** TASK INPUT **
━━━

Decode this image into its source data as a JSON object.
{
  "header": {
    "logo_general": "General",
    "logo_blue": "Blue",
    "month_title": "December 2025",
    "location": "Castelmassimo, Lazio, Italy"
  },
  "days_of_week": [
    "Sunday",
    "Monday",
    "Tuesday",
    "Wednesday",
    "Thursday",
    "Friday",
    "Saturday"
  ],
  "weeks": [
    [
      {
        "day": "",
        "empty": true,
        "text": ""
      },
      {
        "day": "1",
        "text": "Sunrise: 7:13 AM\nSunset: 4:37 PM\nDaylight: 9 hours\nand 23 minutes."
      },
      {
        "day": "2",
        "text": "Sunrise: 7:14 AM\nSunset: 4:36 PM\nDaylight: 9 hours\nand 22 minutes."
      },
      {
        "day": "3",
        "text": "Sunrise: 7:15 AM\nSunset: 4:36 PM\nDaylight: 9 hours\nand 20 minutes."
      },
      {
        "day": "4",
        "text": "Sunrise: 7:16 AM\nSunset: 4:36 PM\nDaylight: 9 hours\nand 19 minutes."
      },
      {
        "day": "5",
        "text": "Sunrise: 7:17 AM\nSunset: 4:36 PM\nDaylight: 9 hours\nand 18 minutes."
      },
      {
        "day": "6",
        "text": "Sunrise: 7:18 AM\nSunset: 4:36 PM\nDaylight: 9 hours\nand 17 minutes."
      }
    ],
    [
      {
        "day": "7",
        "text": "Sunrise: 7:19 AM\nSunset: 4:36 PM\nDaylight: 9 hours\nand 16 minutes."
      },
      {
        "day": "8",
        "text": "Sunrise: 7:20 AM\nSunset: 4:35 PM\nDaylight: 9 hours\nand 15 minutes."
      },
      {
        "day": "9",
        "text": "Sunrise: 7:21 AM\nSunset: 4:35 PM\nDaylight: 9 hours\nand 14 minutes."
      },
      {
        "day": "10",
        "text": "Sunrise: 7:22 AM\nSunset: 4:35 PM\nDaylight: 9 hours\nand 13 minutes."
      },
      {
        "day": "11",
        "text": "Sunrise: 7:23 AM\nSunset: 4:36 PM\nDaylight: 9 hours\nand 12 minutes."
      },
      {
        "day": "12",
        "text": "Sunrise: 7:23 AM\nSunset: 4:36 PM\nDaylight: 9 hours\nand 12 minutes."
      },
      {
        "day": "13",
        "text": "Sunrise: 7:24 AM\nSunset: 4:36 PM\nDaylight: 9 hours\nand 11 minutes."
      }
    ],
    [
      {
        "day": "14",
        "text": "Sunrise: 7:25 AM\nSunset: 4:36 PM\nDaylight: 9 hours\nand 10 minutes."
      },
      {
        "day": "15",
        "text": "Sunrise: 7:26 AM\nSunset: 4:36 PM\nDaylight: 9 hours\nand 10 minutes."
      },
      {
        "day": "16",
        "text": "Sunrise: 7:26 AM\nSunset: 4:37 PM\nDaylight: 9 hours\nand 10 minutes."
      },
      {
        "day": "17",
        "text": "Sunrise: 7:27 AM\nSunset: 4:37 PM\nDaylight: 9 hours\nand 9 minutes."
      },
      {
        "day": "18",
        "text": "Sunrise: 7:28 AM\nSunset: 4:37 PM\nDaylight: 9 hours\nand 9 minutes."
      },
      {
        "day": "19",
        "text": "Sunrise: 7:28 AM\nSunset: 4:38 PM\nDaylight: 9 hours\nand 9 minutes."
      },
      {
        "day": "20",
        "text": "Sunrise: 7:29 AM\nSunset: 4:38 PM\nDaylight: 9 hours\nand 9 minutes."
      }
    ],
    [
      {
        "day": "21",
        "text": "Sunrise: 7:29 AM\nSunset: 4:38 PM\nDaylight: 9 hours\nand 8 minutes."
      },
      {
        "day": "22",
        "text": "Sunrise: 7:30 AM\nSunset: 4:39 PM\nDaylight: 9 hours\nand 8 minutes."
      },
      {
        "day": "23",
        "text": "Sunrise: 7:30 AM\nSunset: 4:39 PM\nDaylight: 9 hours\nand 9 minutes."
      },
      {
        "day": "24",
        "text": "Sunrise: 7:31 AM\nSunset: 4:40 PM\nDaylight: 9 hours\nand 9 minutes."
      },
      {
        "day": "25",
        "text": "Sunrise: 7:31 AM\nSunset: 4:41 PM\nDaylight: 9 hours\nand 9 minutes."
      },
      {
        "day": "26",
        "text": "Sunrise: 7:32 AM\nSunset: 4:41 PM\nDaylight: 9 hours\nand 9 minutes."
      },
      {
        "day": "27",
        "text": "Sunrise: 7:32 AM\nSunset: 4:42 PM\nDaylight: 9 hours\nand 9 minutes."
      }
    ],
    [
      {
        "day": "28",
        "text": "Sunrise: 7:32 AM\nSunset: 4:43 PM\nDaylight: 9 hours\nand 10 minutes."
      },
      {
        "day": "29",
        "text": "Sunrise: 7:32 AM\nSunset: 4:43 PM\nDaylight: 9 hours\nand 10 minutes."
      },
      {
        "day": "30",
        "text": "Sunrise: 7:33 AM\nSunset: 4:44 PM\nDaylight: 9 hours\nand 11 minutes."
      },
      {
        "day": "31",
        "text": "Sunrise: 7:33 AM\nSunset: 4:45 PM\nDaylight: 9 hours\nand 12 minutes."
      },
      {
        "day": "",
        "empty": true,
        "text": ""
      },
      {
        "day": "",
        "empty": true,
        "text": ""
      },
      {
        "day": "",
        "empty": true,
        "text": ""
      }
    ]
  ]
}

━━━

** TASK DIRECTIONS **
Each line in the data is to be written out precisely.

** RESPONSE **
Decode this image into its source data as a JSON object.
{
  "header": {
    "logo_general": "General",
    "logo_blue": "Blue",
    "month_title": "December 2025",
    "location": "Castelmassimo, Lazio, Italy"
  },
  "days_of_week": [
    "Sunday",
    "Monday",
    "Tuesday",
    "Wednesday",
    "Thursday",
    "Friday",
    "Saturday"
  ],
  "weeks": [
    [
      {
        "day": "",
        "empty": true,
        "text": ""
      },
      {
        "day": "1",
        "text": "Sunrise: 7:13 AM\nSunset: 4:37 PM\nDaylight: 9 hours\nand 23 minutes."
      },
      {
        "day": "2",
        "text": "Sunrise: 7:14 AM\nSunset: 4:36 PM\nDaylight: 9 hours\nand 22 minutes."
      },
      {
        "day": "3",
        "text": "Sunrise: 7:15 AM\nSunset: 4:36 PM\nDaylight: 9 hours\nand 20 minutes."
      },
      {
        "day": "4",
        "text": "Sunrise: 7:16 AM\nSunset: 4:36 PM\nDaylight: 9 hours\nand 19 minutes."
      },
      {
        "day": "5",
        "text": "Sunrise: 7:17 AM\nSunset: 4:36 PM\nDaylight: 9 hours\nand 18 minutes."
      },
      {
        "day": "6",
        "text": "Sunrise: 7:18 AM\nSunset: 4:36 PM\nDaylight: 9 hours\nand 17 minutes."
      }
    ],
    [
      {
        "day": "7",
        "text": "Sunrise: 7:19 AM\nSunset: 4:36 PM\nDaylight: 9 hours\nand 16 minutes."
      },
      {
        "day": "8",
        "text": "Sunrise: 7:20 AM\nSunset: 4:35 PM\nDaylight: 9 hours\nand 15 minutes."
      },
      {
        "day": "9",
        "text": "Sunrise: 7:21 AM\nSunset: 4:35 PM\nDaylight: 9 hours\nand 14 minutes."
      },
      {
        "day": "10",
        "text": "Sunrise: 7:22 AM\nSunset: 4:35 PM\nDaylight: 9 hours\nand 13 minutes."
      },
      {
        "day": "11",
        "text": "Sunrise: 7:23 AM\nSunset: 4:36 PM\nDaylight: 9 hours\nand 12 minutes."
      },
      {
        "day": "12",
        "text": "Sunrise: 7:23 AM\nSunset: 4:36 PM\nDaylight: 9 hours\nand 12 minutes."
      },
      {
        "day": "13",
        "text": "Sunrise: 7:24 AM\nSunset: 4:36 PM\nDaylight: 9 hours\nand 11 minutes."
      }
    ],
    [
      {
        "day": "14",
        "text": "Sunrise: 7:25 AM\nSunset: 4:36 PM\nDaylight: 9 hours\nand 10 minutes."
      },
      {
        "day": "15",
        "text": "Sunrise: 7:26 AM\nSunset: 4:36 PM\nDaylight: 9 hours\nand 10 minutes."
      },
      {
        "day": "16",
        "text": "Sunrise: 7:26 AM\nSunset: 4:37 PM\nDaylight: 9 hours\nand 10 minutes."
      },
      {
        "day": "17",
        "text": "Sunrise: 7:27 AM\nSunset: 4:37 PM\nDaylight: 9 hours\nand 9 minutes."
      },
      {
        "day": "18",
        "text": "Sunrise: 7:28 AM\nSunset: 4:37 PM\nDaylight: 9 hours\nand 9 minutes."
      },
      {
        "day": "19",
        "text": "Sunrise: 7:28 AM\nSunset: 4:38 PM\nDaylight: 9 hours\nand 9 minutes."
      },
      {
        "day": "20",
        "text": "Sunrise: 7:29 AM\nSunset: 4:38 PM\nDaylight: 9 hours\nand 9 minutes."
      }
    ],
    [
      {
        "day": "21",
        "text": "Sunrise: 7:29 AM\nSunset: 4:38 PM\nDaylight: 9 hours\nand 8 minutes."
      },
      {
        "day": "22",
        "text": "Sunrise: 7:30 AM\nSunset: 4:39 PM\nDaylight: 9 hours\nand 8 minutes."
      },
      {
        "day": "23",
        "text": "Sunrise: 7:30 AM\nSunset: 4:39 PM\nDaylight: 9 hours\nand 9 minutes."
      },
      {
        "day": "24",
        "text": "Sunrise: 7:31 AM\nSunset: 4:40 PM\nDaylight: 9 hours\nand 9 minutes."
      },
      {
        "day": "25",
        "text": "Sunrise: 7:31 AM\nSunset: 4:41 PM\nDaylight: 9 hours\nand 9 minutes."
      },
      {
        "day": "26",
        "text": "Sunrise: 7:32 AM\nSunset: 4:41 PM\nDaylight: 9 hours\nand 9 minutes."
      },
      {
        "day": "27",
        "text": "Sunrise: 7:32 AM\nSunset: 4:42 PM\nDaylight: 9 hours\nand 9 minutes."
      }
    ],
    [
      {
        "day": "28",
        "text": "Sunrise: 7:32 AM\nSunset: 4:43 PM\nDaylight: 9 hours\nand 10 minutes."
      },
      {
        "day": "29",
        "text": "Sunrise: 7:32 AM\nSunset: 4:43 PM\nDaylight: 9 hours\nand 10 minutes."
      },
      {
        "day": "30",
        "text": "Sunrise: 7:33 AM\nSunset: 4:44 PM\nDaylight: 9 hours\nand 11 minutes."
      },
      {
        "day": "31",
        "text": "Sunrise: 7:33 AM\nSunset: 4:45 PM\nDaylight: 9 hours\nand 12 minutes."
      },
      {
        "day": "",
        "empty": true,
        "text": ""
      },
      {
        "day": "",
        "empty": true,
        "text": ""
      },
      {
        "day": "",
        "empty": true,
        "text": ""
      }
    ]
  ]
}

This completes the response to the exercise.